Work instruction: Search each line below for "planned", then return the lines where it appears.

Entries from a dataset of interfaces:
----

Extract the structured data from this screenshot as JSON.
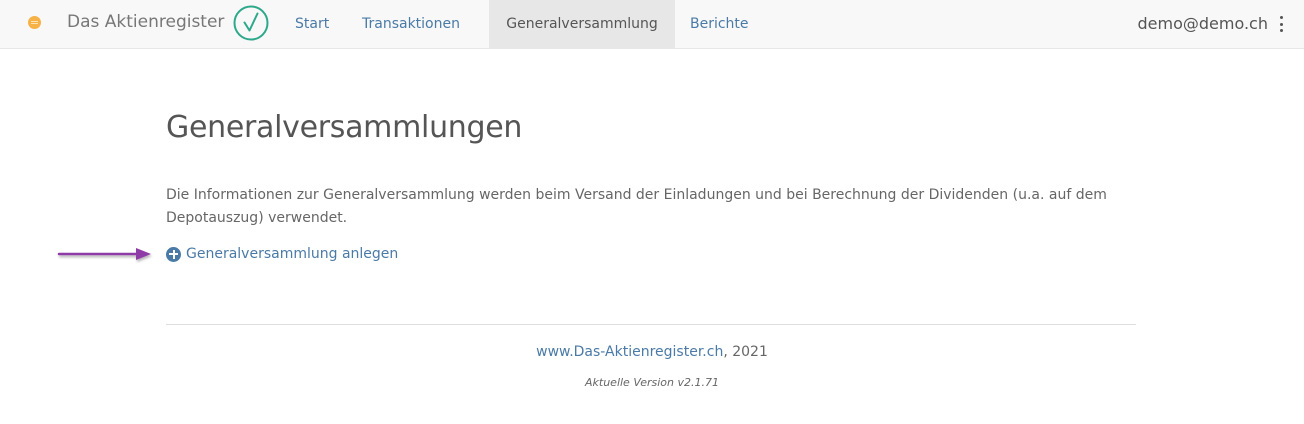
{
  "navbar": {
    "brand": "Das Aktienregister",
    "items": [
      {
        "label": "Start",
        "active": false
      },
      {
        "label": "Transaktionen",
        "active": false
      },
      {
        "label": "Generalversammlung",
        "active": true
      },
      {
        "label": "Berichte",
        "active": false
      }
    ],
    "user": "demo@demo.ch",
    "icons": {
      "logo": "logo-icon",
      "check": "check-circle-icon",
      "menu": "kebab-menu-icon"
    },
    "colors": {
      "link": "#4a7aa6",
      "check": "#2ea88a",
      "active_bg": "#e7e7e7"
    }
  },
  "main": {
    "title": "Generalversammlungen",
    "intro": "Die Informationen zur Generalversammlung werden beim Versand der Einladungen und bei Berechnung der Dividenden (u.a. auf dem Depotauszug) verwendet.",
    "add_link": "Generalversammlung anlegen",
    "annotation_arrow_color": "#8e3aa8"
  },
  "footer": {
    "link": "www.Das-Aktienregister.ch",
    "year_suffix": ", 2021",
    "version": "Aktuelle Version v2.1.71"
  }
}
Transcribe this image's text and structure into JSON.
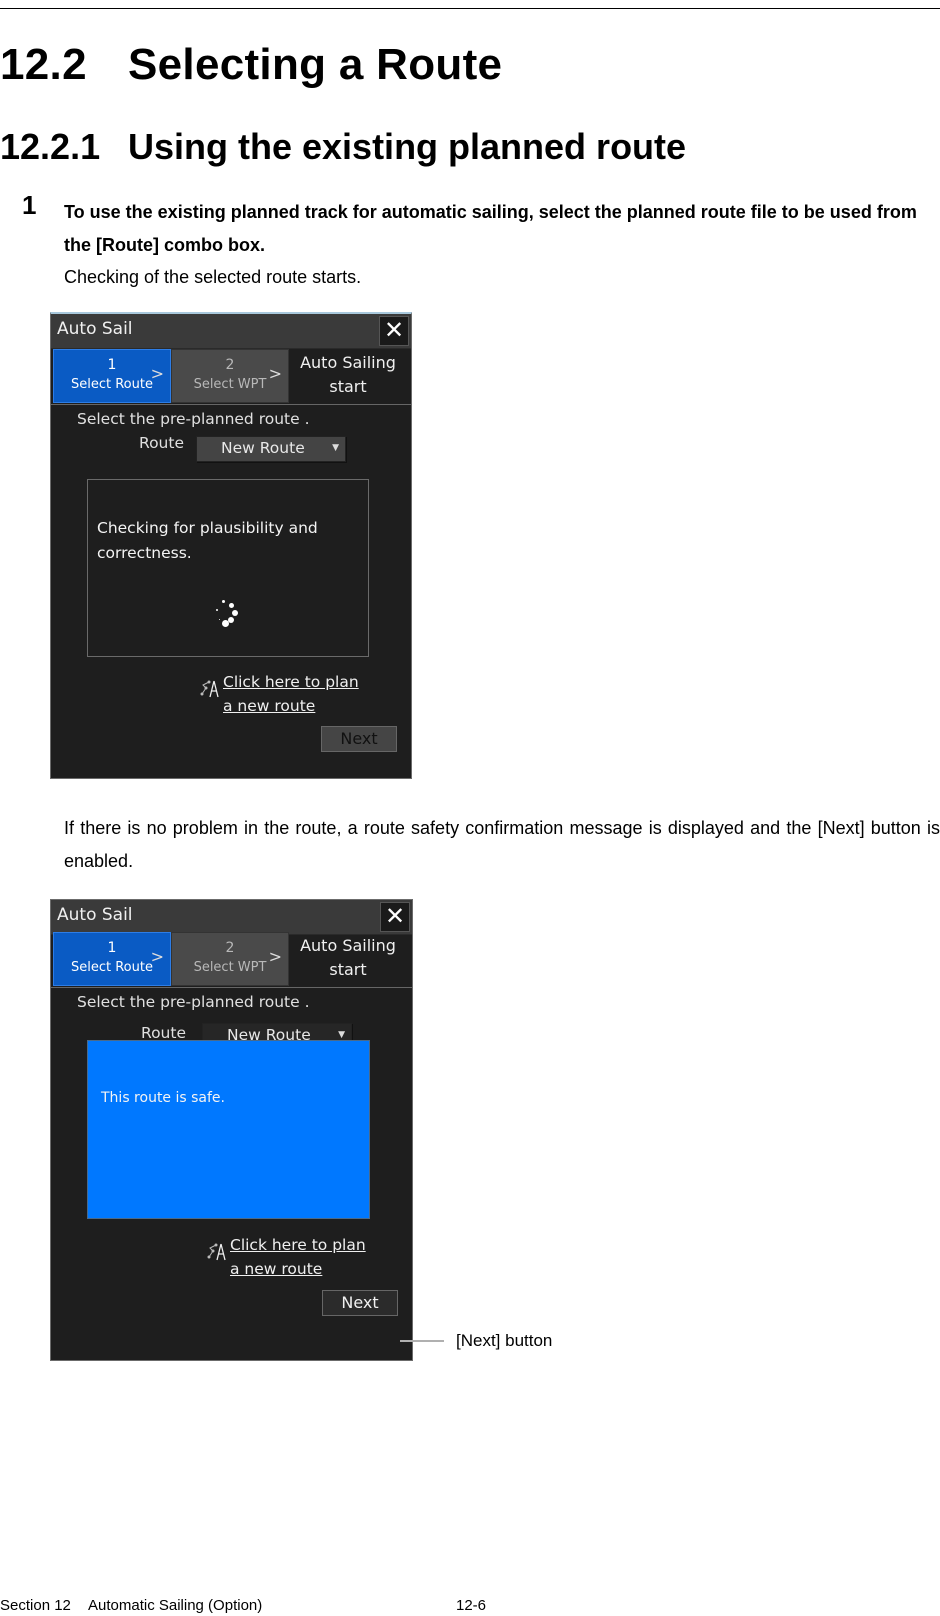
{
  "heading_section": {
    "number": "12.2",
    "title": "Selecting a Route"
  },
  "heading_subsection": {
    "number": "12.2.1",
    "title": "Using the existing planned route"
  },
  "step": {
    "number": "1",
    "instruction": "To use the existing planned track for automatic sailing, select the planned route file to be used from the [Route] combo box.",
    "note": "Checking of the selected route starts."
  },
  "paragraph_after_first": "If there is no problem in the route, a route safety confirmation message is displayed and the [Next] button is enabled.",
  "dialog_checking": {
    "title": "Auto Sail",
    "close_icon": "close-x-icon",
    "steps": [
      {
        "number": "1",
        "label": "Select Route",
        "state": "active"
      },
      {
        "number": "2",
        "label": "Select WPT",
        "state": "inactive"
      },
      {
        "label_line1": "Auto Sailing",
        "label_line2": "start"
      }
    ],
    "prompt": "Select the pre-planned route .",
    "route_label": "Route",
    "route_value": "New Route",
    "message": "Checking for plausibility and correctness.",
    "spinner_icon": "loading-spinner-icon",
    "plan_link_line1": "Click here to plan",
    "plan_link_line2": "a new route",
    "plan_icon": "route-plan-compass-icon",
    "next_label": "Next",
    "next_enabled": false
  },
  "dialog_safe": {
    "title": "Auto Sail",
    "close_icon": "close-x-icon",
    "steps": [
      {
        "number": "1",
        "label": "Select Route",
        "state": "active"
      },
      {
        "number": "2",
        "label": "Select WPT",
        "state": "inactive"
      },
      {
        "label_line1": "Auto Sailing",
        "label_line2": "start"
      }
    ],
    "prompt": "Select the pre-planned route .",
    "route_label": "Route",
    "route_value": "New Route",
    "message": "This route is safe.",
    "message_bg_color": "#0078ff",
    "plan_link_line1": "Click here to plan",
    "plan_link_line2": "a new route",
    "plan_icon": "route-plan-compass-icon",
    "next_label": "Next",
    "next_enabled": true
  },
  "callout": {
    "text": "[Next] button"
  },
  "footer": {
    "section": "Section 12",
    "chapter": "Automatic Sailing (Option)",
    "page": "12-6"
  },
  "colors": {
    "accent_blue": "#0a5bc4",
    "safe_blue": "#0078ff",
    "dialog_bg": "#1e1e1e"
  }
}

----

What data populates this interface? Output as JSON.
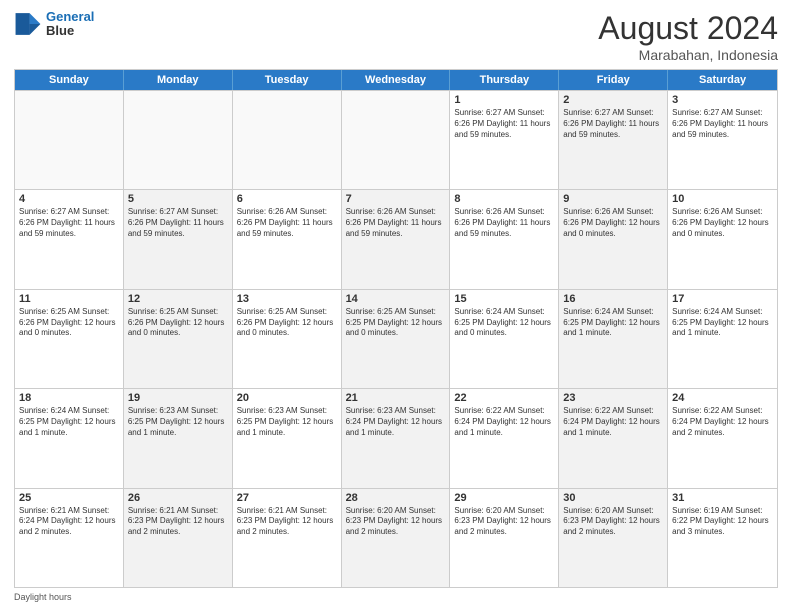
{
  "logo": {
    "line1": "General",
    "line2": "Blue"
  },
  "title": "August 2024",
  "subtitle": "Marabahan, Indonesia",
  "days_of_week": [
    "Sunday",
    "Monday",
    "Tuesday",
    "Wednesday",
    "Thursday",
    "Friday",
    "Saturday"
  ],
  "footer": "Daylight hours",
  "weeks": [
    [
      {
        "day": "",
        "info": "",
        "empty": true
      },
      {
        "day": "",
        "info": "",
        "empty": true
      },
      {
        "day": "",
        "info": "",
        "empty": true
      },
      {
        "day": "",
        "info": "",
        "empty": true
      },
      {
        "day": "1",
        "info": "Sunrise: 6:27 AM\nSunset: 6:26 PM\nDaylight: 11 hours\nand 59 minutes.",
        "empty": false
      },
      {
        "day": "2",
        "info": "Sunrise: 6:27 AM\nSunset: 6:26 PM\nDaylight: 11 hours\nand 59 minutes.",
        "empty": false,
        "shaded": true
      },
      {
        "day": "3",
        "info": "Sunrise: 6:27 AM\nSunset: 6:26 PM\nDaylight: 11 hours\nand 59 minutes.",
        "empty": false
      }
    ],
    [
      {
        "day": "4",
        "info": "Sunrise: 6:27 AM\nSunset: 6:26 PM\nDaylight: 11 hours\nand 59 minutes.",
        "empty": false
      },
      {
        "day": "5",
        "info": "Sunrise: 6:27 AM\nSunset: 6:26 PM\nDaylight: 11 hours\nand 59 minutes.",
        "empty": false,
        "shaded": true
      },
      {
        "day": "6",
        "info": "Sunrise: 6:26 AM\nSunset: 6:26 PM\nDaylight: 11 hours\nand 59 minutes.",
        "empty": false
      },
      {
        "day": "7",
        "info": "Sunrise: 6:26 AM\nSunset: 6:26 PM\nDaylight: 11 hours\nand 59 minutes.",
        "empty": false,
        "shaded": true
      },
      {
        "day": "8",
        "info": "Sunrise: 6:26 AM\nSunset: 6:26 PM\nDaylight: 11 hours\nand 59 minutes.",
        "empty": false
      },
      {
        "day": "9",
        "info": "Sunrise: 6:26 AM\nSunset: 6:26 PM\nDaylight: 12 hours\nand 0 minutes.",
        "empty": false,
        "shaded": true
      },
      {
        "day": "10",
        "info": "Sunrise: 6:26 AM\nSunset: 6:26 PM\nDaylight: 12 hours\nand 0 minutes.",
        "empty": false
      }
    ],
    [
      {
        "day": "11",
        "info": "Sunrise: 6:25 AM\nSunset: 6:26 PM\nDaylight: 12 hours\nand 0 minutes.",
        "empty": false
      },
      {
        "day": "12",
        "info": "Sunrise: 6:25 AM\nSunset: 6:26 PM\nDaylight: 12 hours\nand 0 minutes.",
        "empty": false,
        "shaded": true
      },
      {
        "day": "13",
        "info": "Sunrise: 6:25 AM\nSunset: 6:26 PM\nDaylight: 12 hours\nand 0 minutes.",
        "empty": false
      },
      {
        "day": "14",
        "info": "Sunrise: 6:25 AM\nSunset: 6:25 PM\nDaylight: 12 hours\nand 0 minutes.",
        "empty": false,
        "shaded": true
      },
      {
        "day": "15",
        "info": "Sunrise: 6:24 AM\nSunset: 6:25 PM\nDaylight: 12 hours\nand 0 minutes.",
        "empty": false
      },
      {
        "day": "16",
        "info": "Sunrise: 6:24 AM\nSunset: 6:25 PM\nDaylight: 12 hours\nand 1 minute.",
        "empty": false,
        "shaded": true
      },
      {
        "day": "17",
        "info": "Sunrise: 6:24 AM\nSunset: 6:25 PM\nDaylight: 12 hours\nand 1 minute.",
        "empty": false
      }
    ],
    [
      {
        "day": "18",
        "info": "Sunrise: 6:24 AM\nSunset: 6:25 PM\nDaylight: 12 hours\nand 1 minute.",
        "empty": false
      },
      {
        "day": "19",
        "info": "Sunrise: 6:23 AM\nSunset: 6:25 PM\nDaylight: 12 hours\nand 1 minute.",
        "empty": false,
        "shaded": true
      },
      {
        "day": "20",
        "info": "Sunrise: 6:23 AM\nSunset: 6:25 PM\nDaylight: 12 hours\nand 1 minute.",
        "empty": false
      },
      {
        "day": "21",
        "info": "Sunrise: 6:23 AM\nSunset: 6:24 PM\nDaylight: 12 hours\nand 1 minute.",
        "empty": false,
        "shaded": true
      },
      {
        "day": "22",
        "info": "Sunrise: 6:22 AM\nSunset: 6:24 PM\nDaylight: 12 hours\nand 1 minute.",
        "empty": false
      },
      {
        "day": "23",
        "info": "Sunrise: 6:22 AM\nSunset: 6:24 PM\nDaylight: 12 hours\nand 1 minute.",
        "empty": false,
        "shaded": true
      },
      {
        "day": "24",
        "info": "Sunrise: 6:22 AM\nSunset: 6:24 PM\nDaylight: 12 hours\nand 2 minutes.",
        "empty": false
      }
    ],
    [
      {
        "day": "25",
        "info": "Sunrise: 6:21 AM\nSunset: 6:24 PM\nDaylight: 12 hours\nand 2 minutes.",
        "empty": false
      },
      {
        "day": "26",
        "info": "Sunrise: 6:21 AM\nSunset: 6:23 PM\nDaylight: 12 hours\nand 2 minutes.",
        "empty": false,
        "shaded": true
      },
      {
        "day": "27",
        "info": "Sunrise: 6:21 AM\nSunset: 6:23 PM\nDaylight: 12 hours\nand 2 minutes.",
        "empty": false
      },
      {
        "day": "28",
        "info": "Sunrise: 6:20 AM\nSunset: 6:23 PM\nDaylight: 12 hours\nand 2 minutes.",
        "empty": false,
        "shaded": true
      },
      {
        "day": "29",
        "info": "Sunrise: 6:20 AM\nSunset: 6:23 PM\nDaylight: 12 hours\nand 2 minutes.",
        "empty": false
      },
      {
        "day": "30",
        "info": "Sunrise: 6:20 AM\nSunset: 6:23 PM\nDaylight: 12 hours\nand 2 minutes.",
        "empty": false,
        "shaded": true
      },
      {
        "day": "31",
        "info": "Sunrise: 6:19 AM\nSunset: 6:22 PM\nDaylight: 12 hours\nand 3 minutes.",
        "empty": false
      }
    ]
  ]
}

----

Solution for this exercise:
    "title": "Using the existing planned route"
    "instruction": "To use the existing planned track for automatic sailing, select the planned route file to be used from the [Route] combo box.",
    "prompt": "Select the pre-planned route .",
    "prompt": "Select the pre-planned route .",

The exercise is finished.